‘Why always me?’ he might ask once again. Perhaps he has not worked it out yet, but there is one only common denominator in all his problems: Mario Balotelli.
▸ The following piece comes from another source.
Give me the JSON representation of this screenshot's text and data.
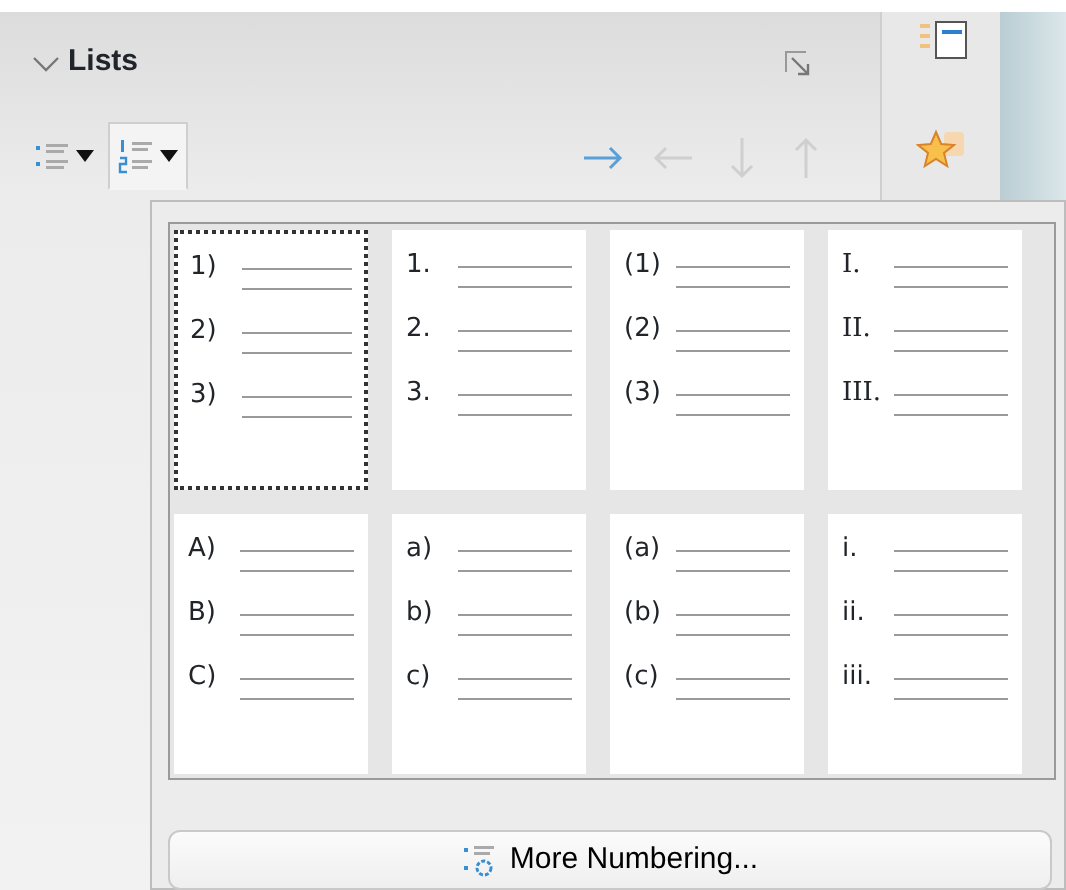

He had the potential to be playing for one of Europe’s clubs at this stage of his career, but instead he is plunging for ever greater obscurity at an accelerating rate.